VIDEO: After Winning The 2018 DFL Endorsement, Craig Said She Was “Not Going To Spend All Of My Time [During The Campaign] Just Talking To People Who Already Agree With Me,” And That She Was Working To Talk To “As Many Independent Voters And As Many Lean Republican Voters” As She Can. “We are going to be everywhere and we’re going to be in places where I can hear from all different kinds of voters. I’m not going to spend all of my time just talking to people who already agree with me. I’ve got to find as many independent voters and as many lean Republicans voters who I can tell them, ‘This is what I’m going to do to work hard for your family.’” (Angie Craig, Interview With UpTake And Pioneer Press, 4/16/18) Minute 9:22 – 9:41

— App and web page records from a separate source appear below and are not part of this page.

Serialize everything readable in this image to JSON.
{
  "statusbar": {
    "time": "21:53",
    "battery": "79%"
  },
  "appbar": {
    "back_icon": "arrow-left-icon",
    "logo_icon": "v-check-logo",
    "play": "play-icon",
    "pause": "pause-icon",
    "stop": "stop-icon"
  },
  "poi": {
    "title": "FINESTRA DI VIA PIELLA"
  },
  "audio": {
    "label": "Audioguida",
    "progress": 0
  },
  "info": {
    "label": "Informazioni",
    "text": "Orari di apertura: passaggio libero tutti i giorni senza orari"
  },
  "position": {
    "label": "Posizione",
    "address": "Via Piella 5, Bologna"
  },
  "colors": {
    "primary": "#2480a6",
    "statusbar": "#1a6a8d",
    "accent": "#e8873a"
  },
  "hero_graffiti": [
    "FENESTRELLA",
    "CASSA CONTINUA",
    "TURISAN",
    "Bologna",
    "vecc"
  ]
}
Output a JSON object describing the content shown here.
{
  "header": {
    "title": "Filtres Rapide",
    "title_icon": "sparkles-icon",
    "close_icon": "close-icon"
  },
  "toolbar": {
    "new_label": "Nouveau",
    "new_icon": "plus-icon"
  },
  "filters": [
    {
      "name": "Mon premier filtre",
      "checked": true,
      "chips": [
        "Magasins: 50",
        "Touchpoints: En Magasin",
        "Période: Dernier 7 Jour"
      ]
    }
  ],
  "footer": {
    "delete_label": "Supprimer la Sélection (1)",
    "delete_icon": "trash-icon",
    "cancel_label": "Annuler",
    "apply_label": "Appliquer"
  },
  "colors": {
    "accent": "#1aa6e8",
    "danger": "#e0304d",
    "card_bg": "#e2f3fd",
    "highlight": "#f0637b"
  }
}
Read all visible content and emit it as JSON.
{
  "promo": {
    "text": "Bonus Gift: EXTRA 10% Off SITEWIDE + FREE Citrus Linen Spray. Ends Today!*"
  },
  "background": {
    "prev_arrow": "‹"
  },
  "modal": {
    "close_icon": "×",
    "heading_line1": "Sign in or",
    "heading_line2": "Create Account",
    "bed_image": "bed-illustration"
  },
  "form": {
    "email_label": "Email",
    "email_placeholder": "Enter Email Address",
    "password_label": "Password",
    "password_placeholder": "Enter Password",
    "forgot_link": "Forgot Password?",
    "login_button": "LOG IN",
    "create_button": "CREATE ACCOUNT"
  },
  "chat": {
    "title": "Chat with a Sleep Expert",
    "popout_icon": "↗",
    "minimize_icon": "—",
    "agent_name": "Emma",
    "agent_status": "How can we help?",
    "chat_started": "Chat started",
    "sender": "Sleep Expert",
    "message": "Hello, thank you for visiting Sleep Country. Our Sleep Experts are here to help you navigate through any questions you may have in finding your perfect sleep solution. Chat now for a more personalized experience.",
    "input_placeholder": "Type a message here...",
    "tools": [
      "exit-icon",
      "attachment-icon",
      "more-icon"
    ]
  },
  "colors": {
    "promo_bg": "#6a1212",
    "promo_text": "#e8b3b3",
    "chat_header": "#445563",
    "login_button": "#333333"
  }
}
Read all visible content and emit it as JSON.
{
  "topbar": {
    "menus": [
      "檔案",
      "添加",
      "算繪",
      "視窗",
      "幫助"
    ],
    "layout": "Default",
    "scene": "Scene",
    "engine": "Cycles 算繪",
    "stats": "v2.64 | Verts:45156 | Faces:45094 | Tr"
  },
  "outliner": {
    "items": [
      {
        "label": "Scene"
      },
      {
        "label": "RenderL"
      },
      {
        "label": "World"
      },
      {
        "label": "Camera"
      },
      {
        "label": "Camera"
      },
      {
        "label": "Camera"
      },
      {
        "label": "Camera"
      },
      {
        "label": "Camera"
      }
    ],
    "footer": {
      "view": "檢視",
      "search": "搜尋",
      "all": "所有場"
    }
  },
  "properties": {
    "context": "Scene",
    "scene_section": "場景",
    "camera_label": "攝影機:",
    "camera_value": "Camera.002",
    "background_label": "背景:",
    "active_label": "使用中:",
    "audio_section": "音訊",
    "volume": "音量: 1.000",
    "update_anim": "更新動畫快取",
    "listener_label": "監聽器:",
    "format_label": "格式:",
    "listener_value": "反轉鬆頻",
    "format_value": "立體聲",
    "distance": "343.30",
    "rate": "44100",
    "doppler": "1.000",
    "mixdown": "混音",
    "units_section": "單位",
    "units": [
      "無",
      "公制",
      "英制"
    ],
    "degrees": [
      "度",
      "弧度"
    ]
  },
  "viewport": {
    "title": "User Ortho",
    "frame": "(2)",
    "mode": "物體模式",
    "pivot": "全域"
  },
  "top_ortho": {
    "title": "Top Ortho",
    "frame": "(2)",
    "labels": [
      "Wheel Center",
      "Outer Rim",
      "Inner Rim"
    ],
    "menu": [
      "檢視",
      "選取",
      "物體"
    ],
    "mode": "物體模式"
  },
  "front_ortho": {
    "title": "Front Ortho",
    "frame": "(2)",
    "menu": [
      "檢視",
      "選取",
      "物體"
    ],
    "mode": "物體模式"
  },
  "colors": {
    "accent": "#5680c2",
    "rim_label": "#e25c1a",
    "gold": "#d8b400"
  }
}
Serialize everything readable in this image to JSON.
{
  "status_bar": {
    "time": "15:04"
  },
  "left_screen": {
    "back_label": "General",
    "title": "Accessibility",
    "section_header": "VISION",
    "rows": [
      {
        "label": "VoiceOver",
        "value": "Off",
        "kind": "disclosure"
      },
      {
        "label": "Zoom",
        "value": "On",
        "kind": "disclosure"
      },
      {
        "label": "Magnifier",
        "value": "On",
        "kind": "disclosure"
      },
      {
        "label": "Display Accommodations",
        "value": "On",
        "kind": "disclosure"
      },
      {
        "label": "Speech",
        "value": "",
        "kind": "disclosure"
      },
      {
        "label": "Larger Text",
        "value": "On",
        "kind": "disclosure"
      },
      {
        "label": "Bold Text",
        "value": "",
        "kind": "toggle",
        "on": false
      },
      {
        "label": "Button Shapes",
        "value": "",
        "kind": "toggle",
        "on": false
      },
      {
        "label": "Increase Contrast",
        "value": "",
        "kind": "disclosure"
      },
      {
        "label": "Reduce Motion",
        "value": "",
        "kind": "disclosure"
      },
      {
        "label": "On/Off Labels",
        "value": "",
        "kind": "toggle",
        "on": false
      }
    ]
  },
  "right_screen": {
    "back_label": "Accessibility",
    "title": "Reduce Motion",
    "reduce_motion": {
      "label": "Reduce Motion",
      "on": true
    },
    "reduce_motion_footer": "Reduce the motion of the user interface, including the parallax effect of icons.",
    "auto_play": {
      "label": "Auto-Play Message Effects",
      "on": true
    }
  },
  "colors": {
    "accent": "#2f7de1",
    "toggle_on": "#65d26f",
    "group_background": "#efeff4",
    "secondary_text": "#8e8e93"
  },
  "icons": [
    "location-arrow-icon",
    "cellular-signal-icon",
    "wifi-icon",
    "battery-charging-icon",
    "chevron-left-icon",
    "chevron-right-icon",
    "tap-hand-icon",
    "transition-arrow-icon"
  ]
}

Craig Has Described Herself As A “Social Progressive And A Fiscal Moderate.” “Soon, she’ll be a full-time member of Congress – ‘a social progressive and a fiscal moderate,’ she said, but one with Mid-South roots.” (John Belfuss, “Meet The Former Commercial Appeal Reporter Who’s Now In Congress,” Commercial Appeal, 11/9/18)
Craig Said Her Campaign Was “Very Focused On How Are We Going To Find Common Ground In This Country Again,” And She Is “Going To Work With The Administration,” And “Be Reaching Across The Aisle.” “Do you see your election as a repudiation of President Donald Trump? ‘I see my campaign, in a swing district, as a campaign that was very focused on how we are going to find common ground in this country again … what that really means to me is that if the administration has an idea that I believe is going to hurt Minnesota families, I’ll stand up to the administration. But if the administration has an idea – if we can tackle the high cost of prescription drugs, investment in infrastructure, opening up trade with Cuba or other markets for our farmers – then I’m going to work with the administration. This district is 38 percent independent. Those independents aren’t voting for a party, they’re voting for a candidate.’ […] With Democrats taking the House and Republicans controlling the Senate, what role will you play in a divided government? ‘To me, in a divided government it forces people even more to look for common ground. And I’m going to be reaching across the aisle, looking to work with folks like Congressman Tom Emmer on opening up trade with Cuba. I’m going to be looking to work with any Republican who will support campaign finance reform. The thing about a divided government is it almost forces you to figure out where you can find that common ground.’” (Ryan Faircloth, “Q&A: Angie Craig Talks 2nd District Priorities, Bipartisanship And Nancy Pelosi,” Twin Cities Pioneer Press, 11/11/18)
During Her 2016 Campaign For Congress, Craig “Boasted” That “You Won’t Find The Word Democrat On My Campaign Literature,” And That She’s “A Little Bit More Fiscally Moderate” Which Is “A Really Good Fit For This District.” “Craig eschewed partisan labels during last year’s campaign. ‘You won’t find the word ‘Democrat’ on my campaign literature,’ she boasted in an interview in her district last fall. ‘I’m a little bit more fiscally moderate and that’s, we believe, a really good fit for this district.’” (Simone Pathe, “Angie Craig Back For Rematch Against Jason Lewis In Minnesota,” Roll Call, 7/17/17)